To do:
Filter out every line below that lacks "Delivered", and copy the rest.

Listed records:
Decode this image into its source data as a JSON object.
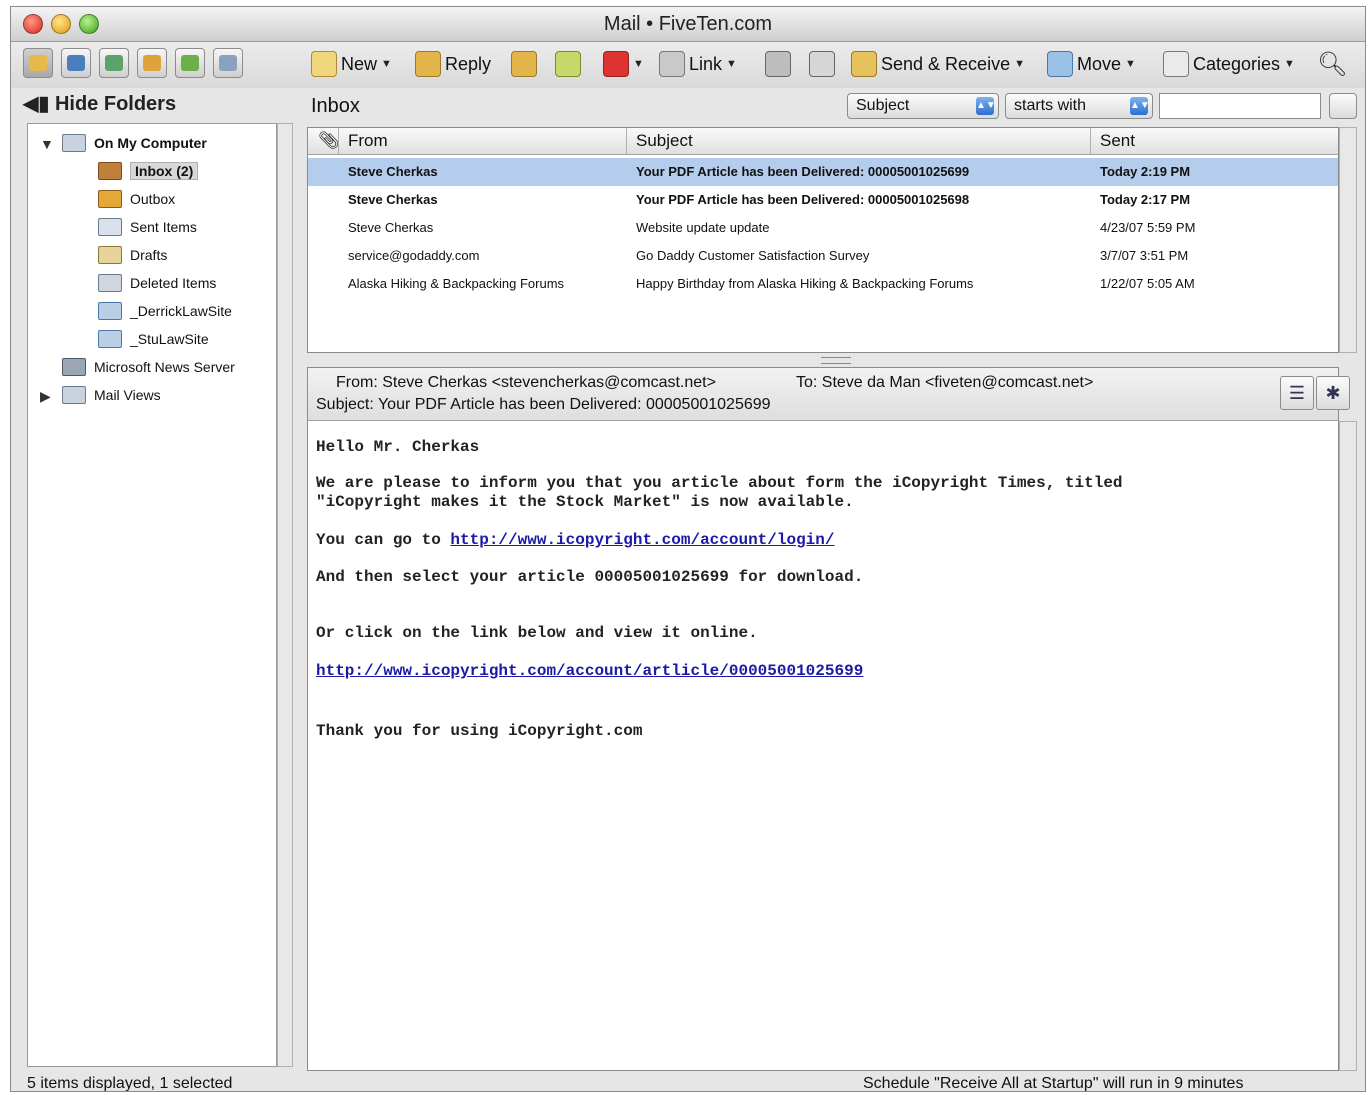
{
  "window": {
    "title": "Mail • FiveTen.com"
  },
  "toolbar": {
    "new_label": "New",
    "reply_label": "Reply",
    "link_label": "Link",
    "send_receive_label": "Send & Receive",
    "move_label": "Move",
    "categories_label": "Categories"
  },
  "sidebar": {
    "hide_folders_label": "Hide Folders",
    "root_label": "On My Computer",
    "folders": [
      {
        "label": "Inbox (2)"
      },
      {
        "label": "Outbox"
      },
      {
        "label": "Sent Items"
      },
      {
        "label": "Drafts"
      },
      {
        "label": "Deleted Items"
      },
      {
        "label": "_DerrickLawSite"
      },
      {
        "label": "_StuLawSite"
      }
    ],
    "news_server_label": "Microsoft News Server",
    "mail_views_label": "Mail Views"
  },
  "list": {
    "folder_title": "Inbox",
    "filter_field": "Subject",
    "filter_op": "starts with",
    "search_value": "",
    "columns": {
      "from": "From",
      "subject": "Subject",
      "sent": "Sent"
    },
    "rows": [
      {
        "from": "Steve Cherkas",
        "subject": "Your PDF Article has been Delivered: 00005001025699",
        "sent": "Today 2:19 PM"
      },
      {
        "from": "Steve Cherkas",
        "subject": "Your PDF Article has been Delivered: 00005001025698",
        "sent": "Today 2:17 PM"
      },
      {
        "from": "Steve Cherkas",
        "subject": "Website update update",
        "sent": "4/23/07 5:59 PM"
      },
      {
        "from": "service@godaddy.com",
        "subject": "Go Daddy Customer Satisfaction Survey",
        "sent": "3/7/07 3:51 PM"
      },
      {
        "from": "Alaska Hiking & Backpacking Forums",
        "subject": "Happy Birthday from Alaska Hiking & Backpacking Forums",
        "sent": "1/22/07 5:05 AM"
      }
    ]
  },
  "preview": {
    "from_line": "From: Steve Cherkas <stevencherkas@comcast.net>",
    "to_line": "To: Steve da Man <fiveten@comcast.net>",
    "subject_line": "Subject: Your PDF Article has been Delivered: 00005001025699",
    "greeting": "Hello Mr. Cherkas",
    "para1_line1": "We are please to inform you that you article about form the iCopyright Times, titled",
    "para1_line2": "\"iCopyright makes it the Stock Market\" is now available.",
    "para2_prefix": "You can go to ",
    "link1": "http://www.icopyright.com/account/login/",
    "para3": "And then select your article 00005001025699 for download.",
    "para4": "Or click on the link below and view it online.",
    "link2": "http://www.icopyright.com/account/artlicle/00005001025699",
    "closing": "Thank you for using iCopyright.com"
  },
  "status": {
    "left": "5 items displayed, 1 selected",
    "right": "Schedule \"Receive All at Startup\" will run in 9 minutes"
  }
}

Answer section:
        "subject": "Your PDF Article has been Delivered: 00005001025699",
        "subject": "Your PDF Article has been Delivered: 00005001025698",
    "subject_line": "Subject: Your PDF Article has been Delivered: 00005001025699",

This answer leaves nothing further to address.